Police investigating counterfeit $100 bills used near Westminster

Police investigating counterfeit $100 bills used near Westminster

Signs have cropped up in Westminster recently advising that businesses will not accept $100 bills after a series of counterfeit notes were used in April.

Westminster Police Capt. Pete D'Antuono said his agency has been notified of several incidents, and the Carroll County Sheriff's Office is also investigating cases that occurred outside of the city. Police believe the incidents are related.


"They kind of just come and go, and they seem to be close together," D'Antuono said.

It's common for the perpetrator to print a batch of bills, hit a few stores quickly and move on, he said.

Jim Collins, owner of Play It Again Sports in Westminster, said his store received two counterfeit bills, which were discovered when he went to deposit them at the bank.

After the teller showed him what made the bills counterfeit, Collins said he and his employees were more vigilant. However, another fake bill was used and not caught until later, so Collins decided to avoid accepting $100 bills for the time being.

Collins said he took a fake bill to neighboring businesses in the 140 Village Shopping Center and showed it to them to warn them. After describing the man he suspected used the counterfeit bills, the business owners and managers recognized the description and checked their bills.
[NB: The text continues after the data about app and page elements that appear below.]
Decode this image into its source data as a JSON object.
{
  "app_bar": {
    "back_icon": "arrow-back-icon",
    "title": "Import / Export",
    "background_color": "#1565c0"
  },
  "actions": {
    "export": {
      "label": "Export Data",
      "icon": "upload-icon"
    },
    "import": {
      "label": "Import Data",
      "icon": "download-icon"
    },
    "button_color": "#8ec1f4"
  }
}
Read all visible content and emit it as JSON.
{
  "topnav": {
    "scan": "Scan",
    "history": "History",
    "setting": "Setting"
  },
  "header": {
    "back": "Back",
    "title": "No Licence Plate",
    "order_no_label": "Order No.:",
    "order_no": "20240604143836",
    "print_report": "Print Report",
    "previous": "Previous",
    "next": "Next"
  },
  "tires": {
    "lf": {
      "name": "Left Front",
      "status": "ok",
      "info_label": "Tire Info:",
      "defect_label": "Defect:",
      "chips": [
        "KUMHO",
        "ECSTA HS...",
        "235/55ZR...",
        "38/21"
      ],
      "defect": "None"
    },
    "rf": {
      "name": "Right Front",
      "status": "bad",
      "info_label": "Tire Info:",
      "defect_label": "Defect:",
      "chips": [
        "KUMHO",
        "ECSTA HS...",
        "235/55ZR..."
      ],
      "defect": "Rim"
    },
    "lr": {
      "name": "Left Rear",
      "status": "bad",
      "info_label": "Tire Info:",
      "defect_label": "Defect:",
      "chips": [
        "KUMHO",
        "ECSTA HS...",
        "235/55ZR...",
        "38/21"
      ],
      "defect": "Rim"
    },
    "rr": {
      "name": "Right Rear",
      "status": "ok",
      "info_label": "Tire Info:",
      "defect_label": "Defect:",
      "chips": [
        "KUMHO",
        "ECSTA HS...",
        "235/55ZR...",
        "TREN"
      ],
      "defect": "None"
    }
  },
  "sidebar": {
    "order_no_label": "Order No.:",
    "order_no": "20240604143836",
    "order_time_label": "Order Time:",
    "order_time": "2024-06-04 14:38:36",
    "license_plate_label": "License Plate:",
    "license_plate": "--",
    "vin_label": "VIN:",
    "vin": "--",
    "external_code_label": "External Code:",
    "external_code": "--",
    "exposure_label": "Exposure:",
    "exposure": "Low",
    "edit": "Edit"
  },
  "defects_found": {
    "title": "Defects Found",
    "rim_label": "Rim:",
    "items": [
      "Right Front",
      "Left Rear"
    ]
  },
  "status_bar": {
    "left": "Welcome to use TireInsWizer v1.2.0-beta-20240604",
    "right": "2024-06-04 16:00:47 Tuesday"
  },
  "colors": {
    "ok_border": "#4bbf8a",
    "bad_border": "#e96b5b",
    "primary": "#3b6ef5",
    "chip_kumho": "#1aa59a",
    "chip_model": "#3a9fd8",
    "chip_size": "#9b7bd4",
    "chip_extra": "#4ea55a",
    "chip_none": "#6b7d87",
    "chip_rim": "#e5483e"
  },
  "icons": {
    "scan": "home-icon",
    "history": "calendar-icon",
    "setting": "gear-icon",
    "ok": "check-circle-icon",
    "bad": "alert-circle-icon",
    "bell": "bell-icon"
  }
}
Some were counterfeit.

"Until you actually see one, feel one, handle one, you're not going to know it's fake," he said.

The policy against $100 bills has already hurt his business at least once, Collins said, because a man wanted to buy a set of golf clubs using $100s and the store did not accept them as payment.

"It hurts the honest person," he said. "It hurts the good guys."

D'Antuono said more sophisticated printing technology has made it easier to make higher quality counterfeit bills.

Well-done fake bills can be hard to spot for nonexperts, according to Senior Assistant State's Attorney Melissa Hockensmith.

"The counterfeit bills I've seen in cases that we've done have gotten better over the years," she said.

The U.S. Secret Service website recommends making sure the portrait on the bill appears lifelike and distinct, the border is clear and unbroken and the serial numbers are evenly spaced and printed in the same color ink as the Treasury seal.

"I've always told people, and it still holds true, that they can never duplicate the paper," Hockensmith said.

It is illegal to duplicate the paper used to print currency, including the red and blue fibers embedded within.


Hockensmith also said counterfeit bills will often have the same serial number when printed in a batch, although Collins said the bills used at his store had different serial numbers.

Last year, a counterfeiting ring used fake $50 bills to purchase thousands of dollars in electronics at Wal-Mart stores in Maryland and Pennsylvania, then returned those items at different stores for legitimate currency, according to court records.

The two leaders were charged in federal court, and other participants were charged in the Circuit Court for Carroll County, according to the records.

Hockensmith said the bills used in those incidents were high quality and it would take a couple of days before the stores identified them. Once enough incidents took place, however, and the stores and police departments investigating them shared information, security footage was pulled and suspects were identified.

Late last year, Manchester Police identified a man they believe was passing counterfeit $10 and $20 bills at local businesses, according to Chief John Hess. The bills were not high quality, but the incidents took place at businesses where transactions are quick and employees did not immediately recognize the forgeries.

Charles Andrew Sies, 29, of Manchester, was charged with forgery and counterfeiting offenses and is scheduled for a settlement conference in the Circuit Court for Carroll County on May 18, according to electronic court files.

The best way to apprehend someone passing counterfeit money is noticing the fake quickly and getting a description of the person and any vehicle to relay to law enforcement, Hockensmith said. Local law enforcement offices should be notified if a business discovers a counterfeit bill.